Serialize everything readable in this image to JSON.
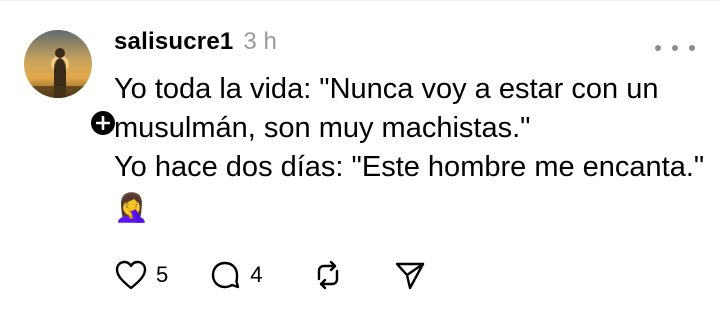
{
  "post": {
    "username": "salisucre1",
    "time": "3 h",
    "lines": [
      "Yo toda la vida: \"Nunca voy a estar con un",
      "musulmán, son muy machistas.\"",
      "Yo hace dos días: \"Este hombre me encanta.\""
    ],
    "emoji": "🤦‍♀️"
  },
  "actions": {
    "likes": "5",
    "comments": "4"
  },
  "icons": {
    "avatar": "profile-photo",
    "follow": "plus-icon",
    "more": "more-horizontal-icon",
    "like": "heart-icon",
    "comment": "comment-icon",
    "repost": "repost-icon",
    "share": "send-icon"
  }
}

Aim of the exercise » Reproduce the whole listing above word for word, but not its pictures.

Answer section »
Serialize everything readable in this image to JSON.
{
  "post": {
    "username": "salisucre1",
    "time": "3 h",
    "lines": [
      "Yo toda la vida: \"Nunca voy a estar con un",
      "musulmán, son muy machistas.\"",
      "Yo hace dos días: \"Este hombre me encanta.\""
    ],
    "emoji": "🤦‍♀️"
  },
  "actions": {
    "likes": "5",
    "comments": "4"
  },
  "icons": {
    "avatar": "profile-photo",
    "follow": "plus-icon",
    "more": "more-horizontal-icon",
    "like": "heart-icon",
    "comment": "comment-icon",
    "repost": "repost-icon",
    "share": "send-icon"
  }
}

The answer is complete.